(EXERCISE BRIEF): For every line in the data below that contains "adatainak", copy the line.

(Entries from a dataset of interfaces)

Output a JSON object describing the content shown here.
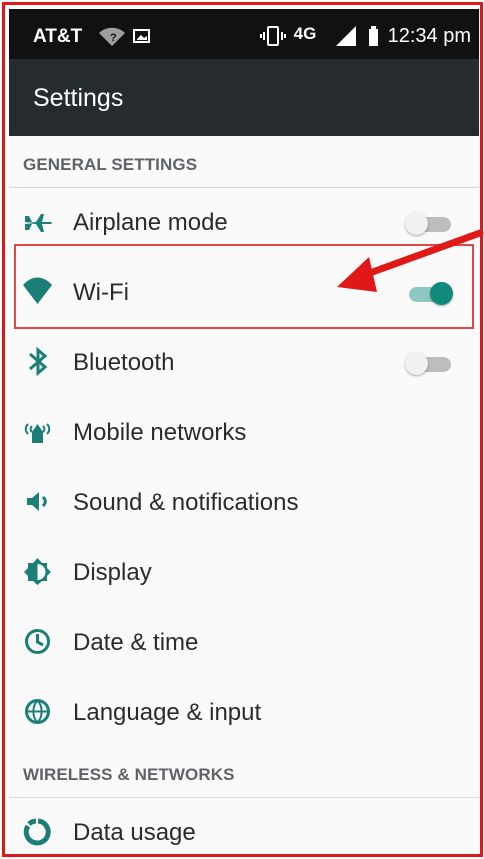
{
  "status_bar": {
    "carrier": "AT&T",
    "network_badge": "4G",
    "time": "12:34 pm",
    "icons": [
      "wifi-question-icon",
      "image-notification-icon",
      "vibrate-icon",
      "lte-icon",
      "signal-icon",
      "battery-icon"
    ]
  },
  "toolbar": {
    "title": "Settings"
  },
  "sections": {
    "general": "GENERAL SETTINGS",
    "wireless": "WIRELESS & NETWORKS"
  },
  "rows": {
    "airplane": {
      "label": "Airplane mode",
      "icon": "airplane-icon",
      "enabled": false
    },
    "wifi": {
      "label": "Wi-Fi",
      "icon": "wifi-icon",
      "enabled": true
    },
    "bluetooth": {
      "label": "Bluetooth",
      "icon": "bluetooth-icon",
      "enabled": false
    },
    "mobile": {
      "label": "Mobile networks",
      "icon": "mobile-networks-icon"
    },
    "sound": {
      "label": "Sound & notifications",
      "icon": "speaker-icon"
    },
    "display": {
      "label": "Display",
      "icon": "display-icon"
    },
    "datetime": {
      "label": "Date & time",
      "icon": "clock-icon"
    },
    "language": {
      "label": "Language & input",
      "icon": "globe-icon"
    },
    "data": {
      "label": "Data usage",
      "icon": "data-usage-icon"
    }
  },
  "colors": {
    "accent": "#1b7f78",
    "toolbar": "#262b2e",
    "annotation": "#e01818"
  }
}
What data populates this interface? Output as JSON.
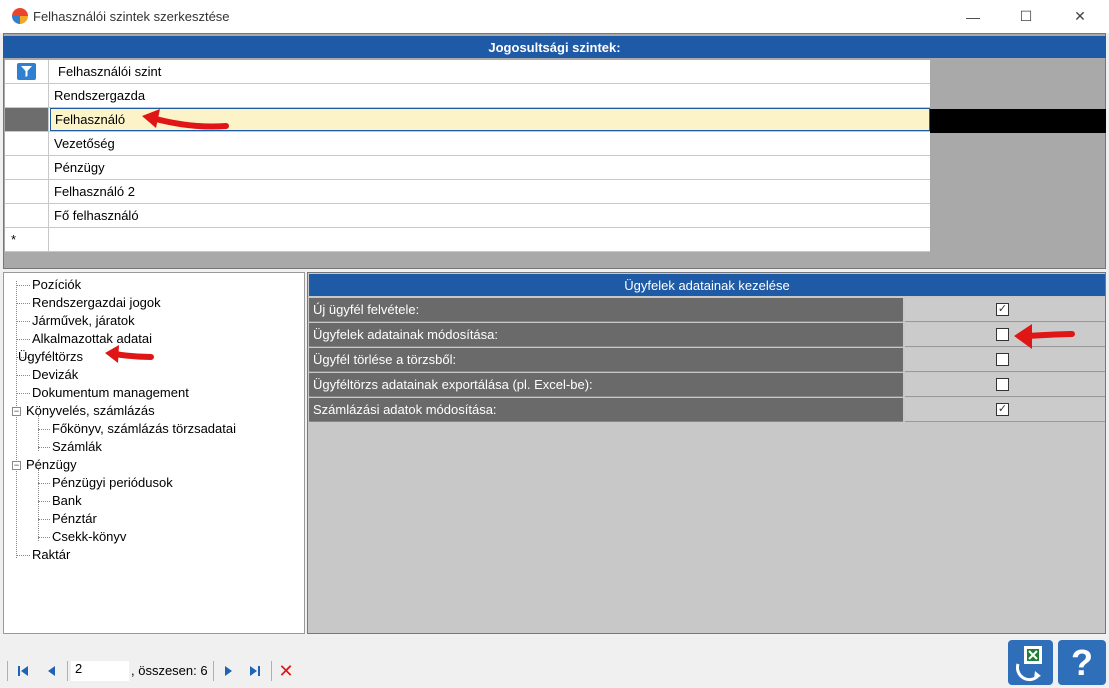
{
  "window": {
    "title": "Felhasználói szintek szerkesztése",
    "minimize_glyph": "—",
    "maximize_glyph": "☐",
    "close_glyph": "✕"
  },
  "grid": {
    "header": "Jogosultsági szintek:",
    "column_header": "Felhasználói szint",
    "rows": [
      "Rendszergazda",
      "Felhasználó",
      "Vezetőség",
      "Pénzügy",
      "Felhasználó 2",
      "Fő felhasználó"
    ],
    "selected_index": 1,
    "new_row_marker": "*"
  },
  "tree": {
    "items": [
      {
        "label": "Pozíciók",
        "level": 0
      },
      {
        "label": "Rendszergazdai jogok",
        "level": 0
      },
      {
        "label": "Járművek, járatok",
        "level": 0
      },
      {
        "label": "Alkalmazottak adatai",
        "level": 0
      },
      {
        "label": "Ügyféltörzs",
        "level": 0
      },
      {
        "label": "Devizák",
        "level": 0
      },
      {
        "label": "Dokumentum management",
        "level": 0
      },
      {
        "label": "Könyvelés, számlázás",
        "level": 0,
        "expanded": true
      },
      {
        "label": "Főkönyv, számlázás törzsadatai",
        "level": 1
      },
      {
        "label": "Számlák",
        "level": 1
      },
      {
        "label": "Pénzügy",
        "level": 0,
        "expanded": true
      },
      {
        "label": "Pénzügyi periódusok",
        "level": 1
      },
      {
        "label": "Bank",
        "level": 1
      },
      {
        "label": "Pénztár",
        "level": 1
      },
      {
        "label": "Csekk-könyv",
        "level": 1
      },
      {
        "label": "Raktár",
        "level": 0
      }
    ]
  },
  "permissions": {
    "header": "Ügyfelek adatainak kezelése",
    "rows": [
      {
        "label": "Új ügyfél felvétele:",
        "checked": true
      },
      {
        "label": "Ügyfelek adatainak módosítása:",
        "checked": false
      },
      {
        "label": "Ügyfél törlése a törzsből:",
        "checked": false
      },
      {
        "label": "Ügyféltörzs adatainak exportálása (pl. Excel-be):",
        "checked": false
      },
      {
        "label": "Számlázási adatok módosítása:",
        "checked": true
      }
    ]
  },
  "navigator": {
    "position": "2",
    "count_text": ", összesen: 6",
    "delete_glyph": "✕"
  },
  "help_glyph": "?",
  "colors": {
    "accent": "#1f5aa6",
    "selected_row": "#fdf3c8",
    "annotation_arrow": "#e01515"
  }
}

(FINISHED EXERCISE):
    "header": "Ügyfelek adatainak kezelése",
        "label": "Ügyfelek adatainak módosítása:",
        "label": "Ügyféltörzs adatainak exportálása (pl. Excel-be):",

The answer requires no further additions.